In Senegal’s capital Dakar, 25-kilogram sacks of onions are piled up on pavements, skipped over by passers-by.
- Senegal has too many onions, and too a range of them are downhearted quality
- Farmers blame foreign competition and a lack of storage
- They fabricate about 450,000 tonnes of onions yearly
The West African nation is within the course of a supply glut, with costs plummeting and heaps of the pungent greens left to rot by the roadside.
Farmers are in despair.
“I’m going to give some to the local females,” farmer Diongue Masseye acknowledged as he gazed despondently at his onions.
He spoke as he stood inner a huge warehouse in Bambilor, an onion-producing town about 30 kilometres north-east of the capital Dakar.
His unsold fabricate had started to sprout.
Increased foreign competition and lack of storage brought about the intense abundance of supply, farmers acknowledged.
However the manager acknowledged farmers overproduced this year, flooding the market with onions and depressing costs.
A 25kg sack of onions fetched the same of about 13 euros ($20) about a months ago.
Now the same sack is charge about $12.
The director of Senegal’s market law agency, Amadou Abdoul Sy, acknowledged round 200,000 farmers worked within the onion sector.
Onions are a lifeline to many within the nation of 16 million folks.
They’re a key ingredient within the nationwide fish-and-rice dish, Thieboudienne, and one other dish, Yassa chicken.
Senegal’s onion sector has lengthy been tormented by issues.
Almost a third of the carve is misplaced yearly, Mr Sy acknowledged.
The UN’s Food and Agriculture Organisation (FAO) noted in a 2018 document that the usage of low-quality seeds by Senegalese farmers contributed to the topic.
On the general, producers harvest their onions early to procure earlier than the competition, leaving the greens wet.
This leads to predominant losses and makes onions advanced to store, the FAO acknowledged.
Patrons are shying away from the damaged items.
Seller Daouda Mbaye, in a market in a village in western Senegal, showed sacks of downhearted-quality onions and acknowledged traders were extra in other greens.
However to the scare of local farmers, many folks will make a selection imported onions.
‘Prey to unfair competition’
The president of Senegal’s onion producers association, Boubacar Sall, acknowledged the manager suspended onion imports in January to help struggling locals.
However foreign-owned farms in Senegal were aloof producing onions, he acknowledged.
They are in overall better than other Senegalese farms, and dangle better storage products and services.

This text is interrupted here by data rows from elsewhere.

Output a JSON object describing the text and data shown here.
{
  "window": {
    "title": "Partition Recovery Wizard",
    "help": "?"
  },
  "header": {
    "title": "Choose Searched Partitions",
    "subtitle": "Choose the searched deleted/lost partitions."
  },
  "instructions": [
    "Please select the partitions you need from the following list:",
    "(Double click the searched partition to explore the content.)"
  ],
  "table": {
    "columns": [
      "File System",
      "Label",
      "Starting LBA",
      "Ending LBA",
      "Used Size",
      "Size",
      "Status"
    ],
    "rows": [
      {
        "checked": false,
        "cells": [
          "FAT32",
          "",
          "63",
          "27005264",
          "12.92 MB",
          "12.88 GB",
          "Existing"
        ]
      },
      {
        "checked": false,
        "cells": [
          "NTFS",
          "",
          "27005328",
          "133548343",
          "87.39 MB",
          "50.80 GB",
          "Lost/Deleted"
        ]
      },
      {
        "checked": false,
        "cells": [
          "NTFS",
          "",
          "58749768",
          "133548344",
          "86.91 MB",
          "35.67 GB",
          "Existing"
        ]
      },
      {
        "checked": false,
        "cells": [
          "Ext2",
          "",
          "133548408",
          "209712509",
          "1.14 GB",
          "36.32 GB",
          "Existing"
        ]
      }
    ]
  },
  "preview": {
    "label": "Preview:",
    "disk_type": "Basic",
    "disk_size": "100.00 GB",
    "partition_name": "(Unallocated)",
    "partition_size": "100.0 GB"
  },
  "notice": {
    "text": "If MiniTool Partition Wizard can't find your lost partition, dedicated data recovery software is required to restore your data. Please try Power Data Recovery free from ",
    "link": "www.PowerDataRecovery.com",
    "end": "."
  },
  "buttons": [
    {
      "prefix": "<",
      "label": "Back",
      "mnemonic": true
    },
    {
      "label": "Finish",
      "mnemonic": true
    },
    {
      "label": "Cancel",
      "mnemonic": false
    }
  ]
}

Onion farmers are calling for legislation to give protection to minute producers who fall prey to unfair competition from better ones.
The scarcity of storage products and services is a power topic in Senegal, where a warm local climate potential greens speedily high-tail snide.
Farmer Mr Masseye acknowledged the manager ought to provide refrigerated storerooms to ease tension on producers.
However Mr Sy acknowledged producers were also partly to blame.
He acknowledged the manager had asked farmers to sell their items at assorted cases to stop a supply glut.
“They [authorities] weren’t listened to [by the farmers],” Mr Sy acknowledged.
While farmers are sad, some buyers are chuffed.
One consumer in Bambilor, Astou Ndiagne, smiled when asked about the lower costs.
“This is allowing us to assign cash,” she acknowledged.